◆ What to produce: Copy all lines below that use the word "JSON".

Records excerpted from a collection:
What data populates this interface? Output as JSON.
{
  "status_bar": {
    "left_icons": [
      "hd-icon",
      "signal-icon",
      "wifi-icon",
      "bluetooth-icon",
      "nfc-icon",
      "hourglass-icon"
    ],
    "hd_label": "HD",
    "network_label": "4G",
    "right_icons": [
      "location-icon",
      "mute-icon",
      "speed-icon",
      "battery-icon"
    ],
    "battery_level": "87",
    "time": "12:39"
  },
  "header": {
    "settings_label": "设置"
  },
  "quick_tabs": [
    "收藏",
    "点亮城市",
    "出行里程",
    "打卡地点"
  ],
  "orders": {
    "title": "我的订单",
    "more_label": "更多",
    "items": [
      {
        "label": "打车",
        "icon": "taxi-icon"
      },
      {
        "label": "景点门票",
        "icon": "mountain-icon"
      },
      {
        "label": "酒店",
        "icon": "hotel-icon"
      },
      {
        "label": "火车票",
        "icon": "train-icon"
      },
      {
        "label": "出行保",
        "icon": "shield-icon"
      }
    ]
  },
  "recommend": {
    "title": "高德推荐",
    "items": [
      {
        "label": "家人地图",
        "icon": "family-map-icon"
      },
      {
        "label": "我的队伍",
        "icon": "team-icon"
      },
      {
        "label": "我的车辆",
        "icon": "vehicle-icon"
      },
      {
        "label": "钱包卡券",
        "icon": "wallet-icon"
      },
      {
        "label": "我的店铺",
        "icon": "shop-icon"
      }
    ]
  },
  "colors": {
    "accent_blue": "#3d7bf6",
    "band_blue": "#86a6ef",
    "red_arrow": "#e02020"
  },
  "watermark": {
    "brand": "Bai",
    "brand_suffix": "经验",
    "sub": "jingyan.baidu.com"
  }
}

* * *

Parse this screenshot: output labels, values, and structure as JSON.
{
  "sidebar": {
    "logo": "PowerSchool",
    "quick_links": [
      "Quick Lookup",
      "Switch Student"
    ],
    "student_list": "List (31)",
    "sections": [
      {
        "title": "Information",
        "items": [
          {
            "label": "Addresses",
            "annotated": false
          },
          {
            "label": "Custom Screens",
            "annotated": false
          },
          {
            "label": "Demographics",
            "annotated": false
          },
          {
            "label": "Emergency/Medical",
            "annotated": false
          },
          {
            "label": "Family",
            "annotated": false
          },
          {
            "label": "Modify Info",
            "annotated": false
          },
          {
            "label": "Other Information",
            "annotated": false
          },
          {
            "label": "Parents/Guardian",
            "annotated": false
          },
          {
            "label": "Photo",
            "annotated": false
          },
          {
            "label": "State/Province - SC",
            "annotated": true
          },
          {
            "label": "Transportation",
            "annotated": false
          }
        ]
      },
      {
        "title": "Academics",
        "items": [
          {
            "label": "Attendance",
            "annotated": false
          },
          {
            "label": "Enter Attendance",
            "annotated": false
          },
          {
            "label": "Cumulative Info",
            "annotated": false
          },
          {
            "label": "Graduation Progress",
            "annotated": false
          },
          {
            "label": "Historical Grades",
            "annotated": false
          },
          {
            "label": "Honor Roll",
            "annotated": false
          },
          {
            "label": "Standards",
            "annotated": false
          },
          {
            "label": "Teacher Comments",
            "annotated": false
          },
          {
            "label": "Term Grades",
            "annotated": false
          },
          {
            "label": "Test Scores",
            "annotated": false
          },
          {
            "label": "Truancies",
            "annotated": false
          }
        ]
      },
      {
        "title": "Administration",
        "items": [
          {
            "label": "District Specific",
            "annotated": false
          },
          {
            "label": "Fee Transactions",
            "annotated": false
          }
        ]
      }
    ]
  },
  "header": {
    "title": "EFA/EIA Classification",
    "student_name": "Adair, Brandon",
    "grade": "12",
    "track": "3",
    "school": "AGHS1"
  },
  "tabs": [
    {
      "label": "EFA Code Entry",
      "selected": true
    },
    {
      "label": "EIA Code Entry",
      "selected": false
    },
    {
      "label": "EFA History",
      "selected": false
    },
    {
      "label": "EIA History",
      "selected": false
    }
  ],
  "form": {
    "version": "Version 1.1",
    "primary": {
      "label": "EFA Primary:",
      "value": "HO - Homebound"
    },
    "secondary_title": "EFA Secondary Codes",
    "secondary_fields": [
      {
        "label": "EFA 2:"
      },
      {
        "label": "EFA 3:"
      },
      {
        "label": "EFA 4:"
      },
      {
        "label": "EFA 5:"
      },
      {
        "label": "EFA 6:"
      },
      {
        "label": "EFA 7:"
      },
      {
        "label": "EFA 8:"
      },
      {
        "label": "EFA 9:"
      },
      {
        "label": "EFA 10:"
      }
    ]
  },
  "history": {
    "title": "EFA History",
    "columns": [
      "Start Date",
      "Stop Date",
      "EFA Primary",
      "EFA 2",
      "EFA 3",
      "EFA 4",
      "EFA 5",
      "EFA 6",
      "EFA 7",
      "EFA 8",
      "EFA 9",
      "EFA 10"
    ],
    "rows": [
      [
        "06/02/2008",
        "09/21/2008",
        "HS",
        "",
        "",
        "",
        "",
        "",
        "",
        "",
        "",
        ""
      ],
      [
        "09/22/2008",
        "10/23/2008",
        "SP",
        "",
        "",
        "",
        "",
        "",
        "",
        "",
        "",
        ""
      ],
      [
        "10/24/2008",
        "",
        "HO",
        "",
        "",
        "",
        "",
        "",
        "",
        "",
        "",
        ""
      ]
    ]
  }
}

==

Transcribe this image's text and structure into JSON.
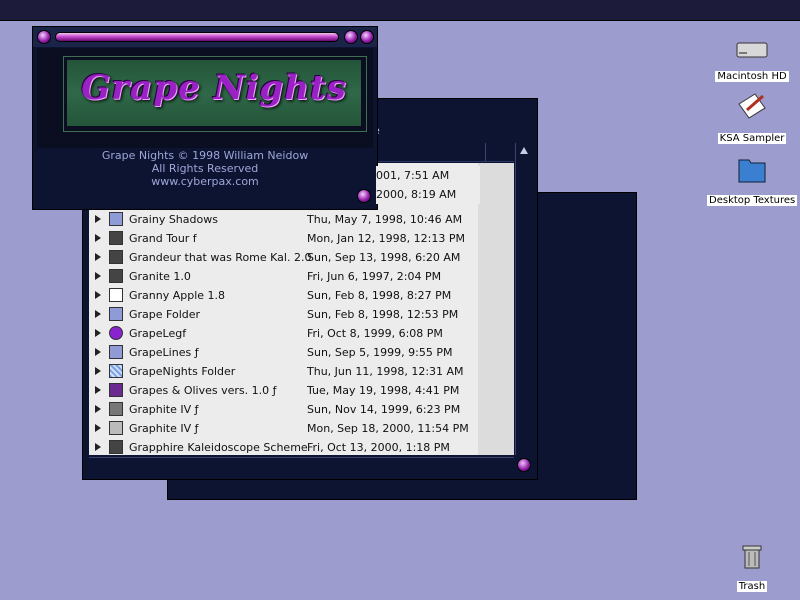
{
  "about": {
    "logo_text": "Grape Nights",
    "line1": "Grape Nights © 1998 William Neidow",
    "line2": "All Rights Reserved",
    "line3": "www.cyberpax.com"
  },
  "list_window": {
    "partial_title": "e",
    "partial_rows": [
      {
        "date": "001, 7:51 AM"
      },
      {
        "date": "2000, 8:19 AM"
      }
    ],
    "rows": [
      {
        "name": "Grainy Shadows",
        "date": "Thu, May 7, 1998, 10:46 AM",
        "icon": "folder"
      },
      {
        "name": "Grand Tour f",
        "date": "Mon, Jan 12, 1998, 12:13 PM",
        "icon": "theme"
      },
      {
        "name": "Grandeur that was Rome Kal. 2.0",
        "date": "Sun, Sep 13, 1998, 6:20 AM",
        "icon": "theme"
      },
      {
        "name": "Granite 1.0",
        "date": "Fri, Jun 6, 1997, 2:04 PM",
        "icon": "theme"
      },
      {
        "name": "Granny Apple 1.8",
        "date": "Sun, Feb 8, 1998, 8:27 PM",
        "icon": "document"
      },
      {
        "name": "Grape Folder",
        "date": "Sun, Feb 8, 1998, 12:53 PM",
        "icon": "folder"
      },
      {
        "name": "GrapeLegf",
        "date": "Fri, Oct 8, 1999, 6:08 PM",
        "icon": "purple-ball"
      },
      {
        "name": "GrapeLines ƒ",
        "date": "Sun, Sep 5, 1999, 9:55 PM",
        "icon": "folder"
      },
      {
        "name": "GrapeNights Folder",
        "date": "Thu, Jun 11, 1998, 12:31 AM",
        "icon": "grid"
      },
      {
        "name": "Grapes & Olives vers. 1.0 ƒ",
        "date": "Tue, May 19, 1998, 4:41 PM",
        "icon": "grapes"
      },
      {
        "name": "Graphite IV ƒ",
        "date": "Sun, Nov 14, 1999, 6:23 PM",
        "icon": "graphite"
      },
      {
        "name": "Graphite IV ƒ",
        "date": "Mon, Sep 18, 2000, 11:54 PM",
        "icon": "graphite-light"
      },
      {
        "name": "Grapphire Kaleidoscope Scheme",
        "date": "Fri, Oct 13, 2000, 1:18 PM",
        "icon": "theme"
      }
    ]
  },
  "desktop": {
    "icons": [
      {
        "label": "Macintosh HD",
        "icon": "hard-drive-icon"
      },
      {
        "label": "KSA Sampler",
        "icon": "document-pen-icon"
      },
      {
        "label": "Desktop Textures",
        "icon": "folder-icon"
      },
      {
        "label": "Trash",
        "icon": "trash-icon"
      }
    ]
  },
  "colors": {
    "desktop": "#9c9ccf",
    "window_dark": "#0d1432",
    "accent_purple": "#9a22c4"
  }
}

◆ Answer box:
What data populates this interface? Output as JSON.
Parse this screenshot: output labels, values, and structure as JSON.
Transcribe this image's text and structure into JSON.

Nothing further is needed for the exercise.